Boris Johnson has today said that England must learn to live with Covid-19. From 19th July the one-metre plus edict and the work from home order will be dropped, with mask wearing no longer mandatory. Pubs and other venues will not have to collect customer details and will again be able to serve drinks at bar However, decisions on school bubbles and quarantine rules for double-jabbed to ‘amber list’ countries will be announced later this week
From July 19th wearing masks will become voluntary everywhere in England apart from hospitals and other health facilities. Public transport passengers, shoppers and those visiting pubs, restaurants, cinemas and theatres will no longer be required by law to cover up. However, people may still be encouraged to wear masks in some enclosed places where they come into close contact with each other, for example on buses, trains and the London Tube.
Also from 19th July the mandatory table service rules in England will be scrapped, meaning drinkers will be able to order at the bar again in pubs. Hospitality venues in England will no longer be required to collect track and trace data. Businesses won’t have to ask customers to scan a QR code using the NHS phone app on entry or to hand over their contact details, although they will have the option of continuing to do so if they wish.
And the official ‘work from home if you can’ guidance will be scrapped in England. But it will be left up to employers and their staff to decide whether they have to go back to their desks. Ministers will not launch a campaign encouraging staff back to the office and are resigned to there not being a mass return to workplaces this summer.
In response, Labour leader, Sir Keir Starmer has accused Mr Johnson of being ‘reckless’ by planning to remove all legal coronavirus restrictions at once and said mask wearing should remain. Manchester Mayor Andy Burnham has also demanded a rethink to protect the vulnerable, whilst the Unite Union have warned it would be ‘gross negligence’ to drop the requirement. Unite National Officer For Passenger Transport, Bobby Morton added, ‘Rates of infection are continuing to increase and not only does mask wearing reduce transmissions, it helps provide reassurance to drivers and to passengers who are nervous about using public transport. The idea of personal responsibility and hoping that people will wear masks is absolutely ridiculous, members are already reporting there is an increase in passengers ignoring the rules on mask wearing.’
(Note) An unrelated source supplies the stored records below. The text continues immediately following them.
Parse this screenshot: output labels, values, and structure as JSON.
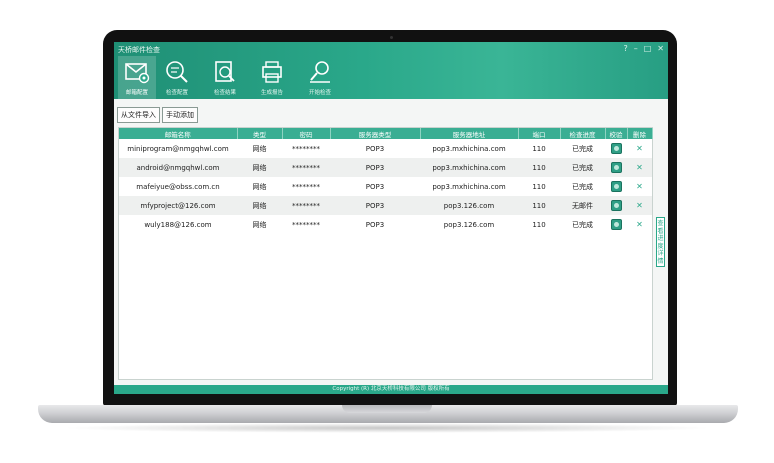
{
  "app": {
    "title": "天桥邮件检查"
  },
  "window_controls": [
    "?",
    "–",
    "□",
    "✕"
  ],
  "toolbar": [
    {
      "label": "邮箱配置",
      "icon": "mail-config-icon",
      "active": true
    },
    {
      "label": "检查配置",
      "icon": "check-config-icon",
      "active": false
    },
    {
      "label": "检查结果",
      "icon": "check-result-icon",
      "active": false
    },
    {
      "label": "生成报告",
      "icon": "report-icon",
      "active": false
    },
    {
      "label": "开始检查",
      "icon": "start-check-icon",
      "active": false
    }
  ],
  "buttons": {
    "import_label": "从文件导入",
    "manual_add_label": "手动添加"
  },
  "table": {
    "headers": [
      "邮箱名称",
      "类型",
      "密码",
      "服务器类型",
      "服务器地址",
      "端口",
      "检查进度",
      "校验",
      "删除"
    ],
    "rows": [
      {
        "email": "miniprogram@nmgqhwl.com",
        "type": "网络",
        "password": "********",
        "server_type": "POP3",
        "server_address": "pop3.mxhichina.com",
        "port": "110",
        "progress": "已完成"
      },
      {
        "email": "android@nmgqhwl.com",
        "type": "网络",
        "password": "********",
        "server_type": "POP3",
        "server_address": "pop3.mxhichina.com",
        "port": "110",
        "progress": "已完成"
      },
      {
        "email": "mafeiyue@obss.com.cn",
        "type": "网络",
        "password": "********",
        "server_type": "POP3",
        "server_address": "pop3.mxhichina.com",
        "port": "110",
        "progress": "已完成"
      },
      {
        "email": "mfyproject@126.com",
        "type": "网络",
        "password": "********",
        "server_type": "POP3",
        "server_address": "pop3.126.com",
        "port": "110",
        "progress": "无邮件"
      },
      {
        "email": "wuly188@126.com",
        "type": "网络",
        "password": "********",
        "server_type": "POP3",
        "server_address": "pop3.126.com",
        "port": "110",
        "progress": "已完成"
      }
    ]
  },
  "side_tab": {
    "label": "查看进度详情"
  },
  "footer": {
    "text": "Copyright (R) 北京天桥科技有限公司 版权所有"
  },
  "colors": {
    "accent": "#2aa88a",
    "header": "#3aae93",
    "verify": "#2f9f86"
  }
}
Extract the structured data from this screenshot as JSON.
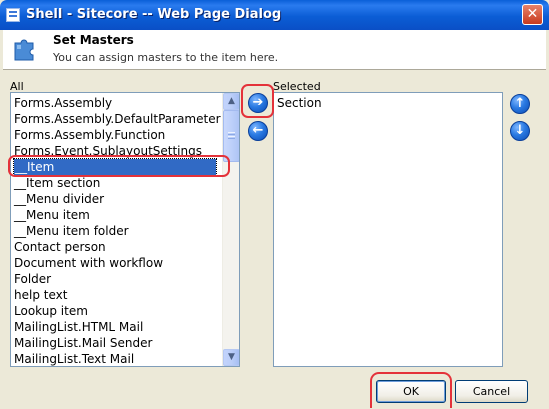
{
  "window": {
    "title": "Shell - Sitecore -- Web Page Dialog",
    "close_glyph": "✕"
  },
  "header": {
    "icon": "puzzle-icon",
    "title": "Set Masters",
    "subtitle": "You can assign masters to the item here."
  },
  "available": {
    "caption": "All",
    "items": [
      "Forms.Assembly",
      "Forms.Assembly.DefaultParameter",
      "Forms.Assembly.Function",
      "Forms.Event.SublayoutSettings",
      "__Item",
      "__Item section",
      "__Menu divider",
      "__Menu item",
      "__Menu item folder",
      "Contact person",
      "Document with workflow",
      "Folder",
      "help text",
      "Lookup item",
      "MailingList.HTML Mail",
      "MailingList.Mail Sender",
      "MailingList.Text Mail"
    ],
    "selected_item": "__Item"
  },
  "selected": {
    "caption": "Selected",
    "items": [
      "Section"
    ]
  },
  "controls": {
    "add_icon": "arrow-right-icon",
    "remove_icon": "arrow-left-icon",
    "move_up_icon": "arrow-up-icon",
    "move_down_icon": "arrow-down-icon",
    "add_glyph": "➔",
    "remove_glyph": "←",
    "up_glyph": "↑",
    "down_glyph": "↓"
  },
  "buttons": {
    "ok": "OK",
    "cancel": "Cancel"
  },
  "scrollbar": {
    "up_glyph": "▲",
    "down_glyph": "▼"
  },
  "colors": {
    "titlebar": "#0A5FD8",
    "selection": "#316AC5",
    "highlight": "#E4323A",
    "dialog_bg": "#ECE9D8"
  }
}
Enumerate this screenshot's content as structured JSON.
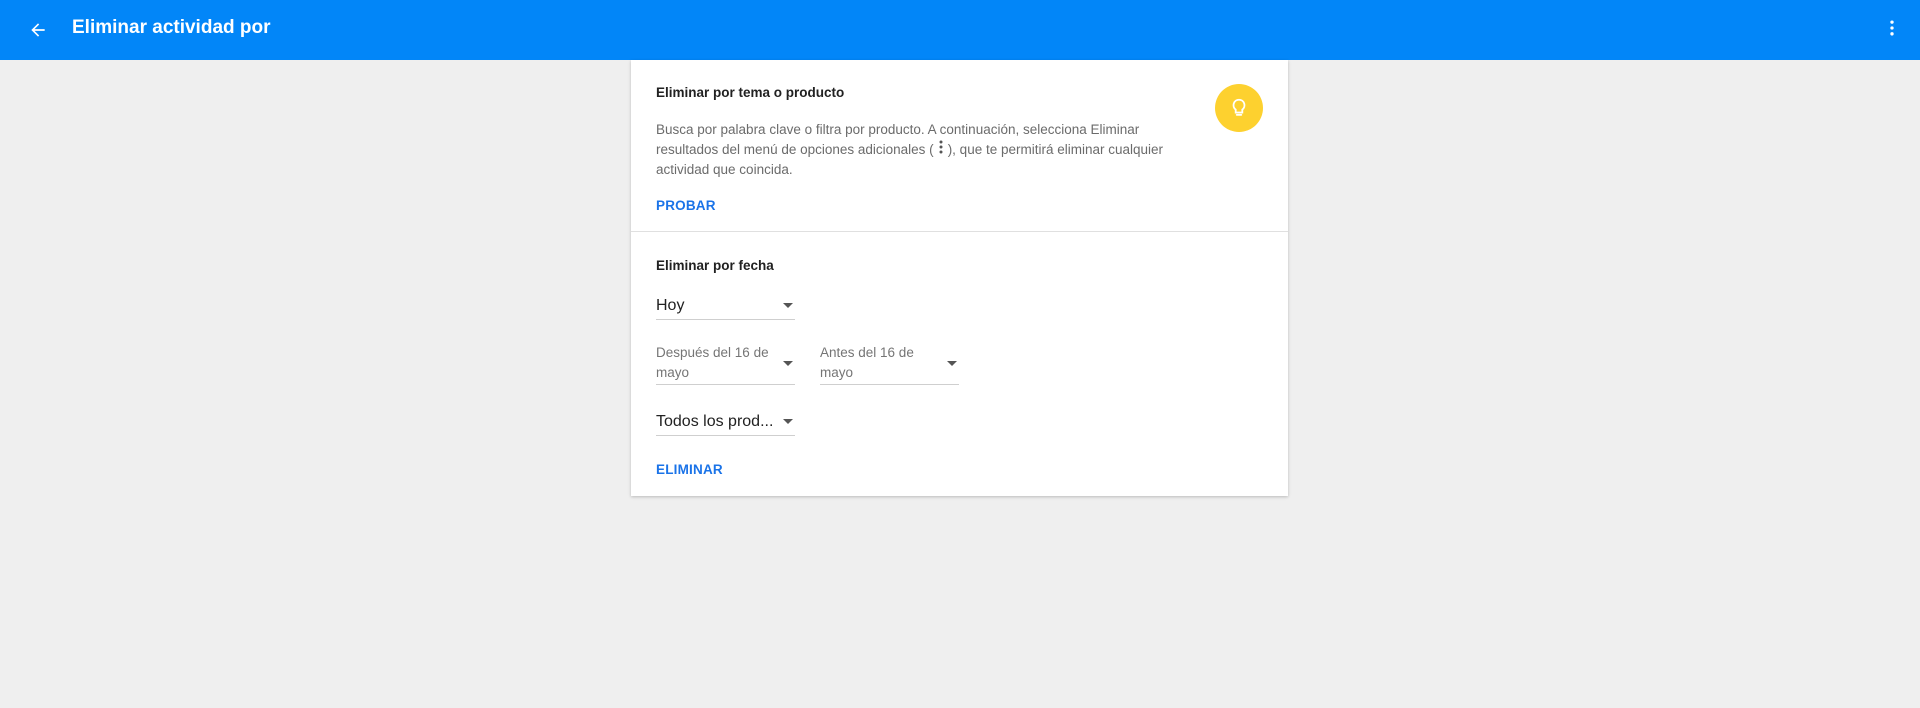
{
  "app_bar": {
    "title": "Eliminar actividad por",
    "back_icon": "arrow-back-icon",
    "more_icon": "more-vert-icon",
    "color": "#0286f8"
  },
  "topic_section": {
    "title": "Eliminar por tema o producto",
    "body_part1": "Busca por palabra clave o filtra por producto. A continuación, selecciona Eliminar resultados del menú de opciones adicionales (",
    "body_part2": "), que te permitirá eliminar cualquier actividad que coincida.",
    "action_label": "PROBAR",
    "tip_icon": "lightbulb-icon",
    "tip_color": "#fdd12f"
  },
  "date_section": {
    "title": "Eliminar por fecha",
    "range_select": {
      "value": "Hoy"
    },
    "after_select": {
      "value": "Después del 16 de mayo"
    },
    "before_select": {
      "value": "Antes del 16 de mayo"
    },
    "product_select": {
      "value": "Todos los prod..."
    },
    "action_label": "ELIMINAR",
    "accent_color": "#1a73e8"
  }
}
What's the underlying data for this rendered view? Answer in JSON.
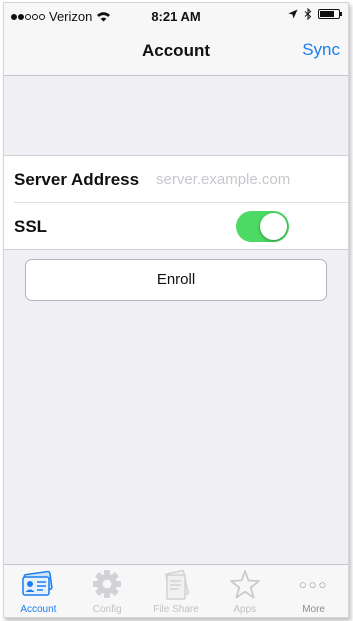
{
  "status_bar": {
    "carrier": "Verizon",
    "time": "8:21 AM",
    "signal_filled": 2,
    "signal_total": 5,
    "battery_level": 0.75
  },
  "nav": {
    "title": "Account",
    "sync_label": "Sync"
  },
  "settings": {
    "server_address_label": "Server Address",
    "server_address_value": "",
    "server_address_placeholder": "server.example.com",
    "ssl_label": "SSL",
    "ssl_enabled": true
  },
  "enroll_label": "Enroll",
  "tabs": [
    {
      "label": "Account",
      "icon": "account-card-icon",
      "active": true
    },
    {
      "label": "Config",
      "icon": "gear-icon",
      "active": false
    },
    {
      "label": "File Share",
      "icon": "file-share-icon",
      "active": false
    },
    {
      "label": "Apps",
      "icon": "star-icon",
      "active": false
    },
    {
      "label": "More",
      "icon": "more-dots-icon",
      "active": false
    }
  ],
  "colors": {
    "accent": "#1a7ef0",
    "toggle_on": "#4cd964",
    "background": "#efeff4"
  }
}
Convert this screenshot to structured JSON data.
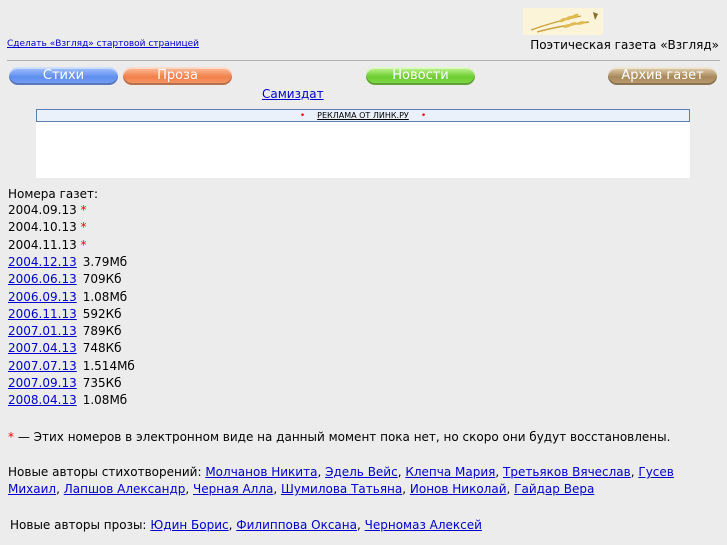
{
  "header": {
    "make_home_link": "Сделать «Взгляд» стартовой страницей",
    "site_title": "Поэтическая газета «Взгляд»"
  },
  "nav": {
    "poems": "Стихи",
    "prose": "Проза",
    "news": "Новости",
    "archive": "Архив газет",
    "samizdat": "Самиздат"
  },
  "ad": {
    "label": "РЕКЛАМА ОТ ЛИНК.РУ",
    "bullet": "•"
  },
  "issues": {
    "title": "Номера газет:",
    "missing_marker": "*",
    "items": [
      {
        "date": "2004.09.13",
        "size": "",
        "available": false
      },
      {
        "date": "2004.10.13",
        "size": "",
        "available": false
      },
      {
        "date": "2004.11.13",
        "size": "",
        "available": false
      },
      {
        "date": "2004.12.13",
        "size": "3.79Мб",
        "available": true
      },
      {
        "date": "2006.06.13",
        "size": "709Кб",
        "available": true
      },
      {
        "date": "2006.09.13",
        "size": "1.08Мб",
        "available": true
      },
      {
        "date": "2006.11.13",
        "size": "592Кб",
        "available": true
      },
      {
        "date": "2007.01.13",
        "size": "789Кб",
        "available": true
      },
      {
        "date": "2007.04.13",
        "size": "748Кб",
        "available": true
      },
      {
        "date": "2007.07.13",
        "size": "1.514Мб",
        "available": true
      },
      {
        "date": "2007.09.13",
        "size": "735Кб",
        "available": true
      },
      {
        "date": "2008.04.13",
        "size": "1.08Мб",
        "available": true
      }
    ]
  },
  "note": {
    "marker": "*",
    "text": " — Этих номеров в электронном виде на данный момент пока нет, но скоро они будут восстановлены."
  },
  "new_poets": {
    "label": "Новые авторы стихотворений:",
    "authors": [
      "Молчанов Никита",
      "Эдель Вейс",
      "Клепча Мария",
      "Третьяков Вячеслав",
      "Гусев Михаил",
      "Лапшов Александр",
      "Черная Алла",
      "Шумилова Татьяна",
      "Ионов Николай",
      "Гайдар Вера"
    ]
  },
  "new_prose": {
    "label": "Новые авторы прозы:",
    "authors": [
      "Юдин Борис",
      "Филиппова Оксана",
      "Черномаз Алексей"
    ]
  },
  "colors": {
    "background": "#ececec",
    "link": "#0000cc",
    "marker": "#ee0000",
    "poems_pill": "#5e8ef0",
    "prose_pill": "#f1804a",
    "news_pill": "#6ccd2f",
    "archive_pill": "#a8895c"
  }
}
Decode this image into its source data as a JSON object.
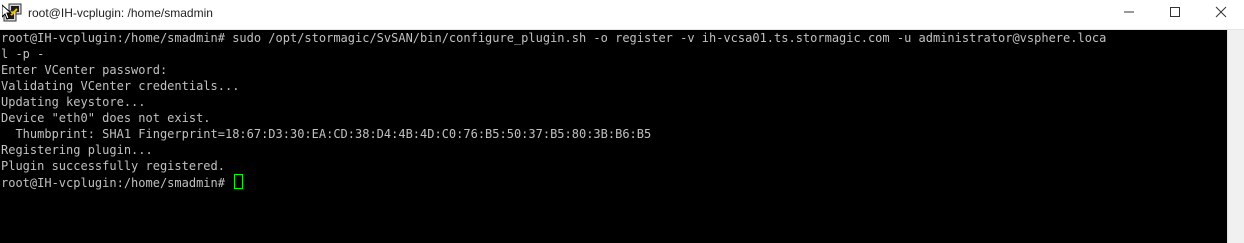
{
  "window": {
    "title": "root@IH-vcplugin: /home/smadmin",
    "icons": {
      "app": "putty-terminal-icon",
      "minimize": "minimize-icon",
      "maximize": "maximize-icon",
      "close": "close-icon"
    }
  },
  "terminal": {
    "lines": [
      "root@IH-vcplugin:/home/smadmin# sudo /opt/stormagic/SvSAN/bin/configure_plugin.sh -o register -v ih-vcsa01.ts.stormagic.com -u administrator@vsphere.loca",
      "l -p -",
      "Enter VCenter password:",
      "Validating VCenter credentials...",
      "Updating keystore...",
      "Device \"eth0\" does not exist.",
      "  Thumbprint: SHA1 Fingerprint=18:67:D3:30:EA:CD:38:D4:4B:4D:C0:76:B5:50:37:B5:80:3B:B6:B5",
      "Registering plugin...",
      "Plugin successfully registered.",
      "root@IH-vcplugin:/home/smadmin# "
    ],
    "colors": {
      "background": "#000000",
      "foreground": "#c0c0c0",
      "cursor": "#00ff00"
    }
  }
}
These views seems to be supported by a YouGov poll which has found 71 per cent of Britons still want face masks to be mandatory on public transport, while only 21 per cent back dropping the rule.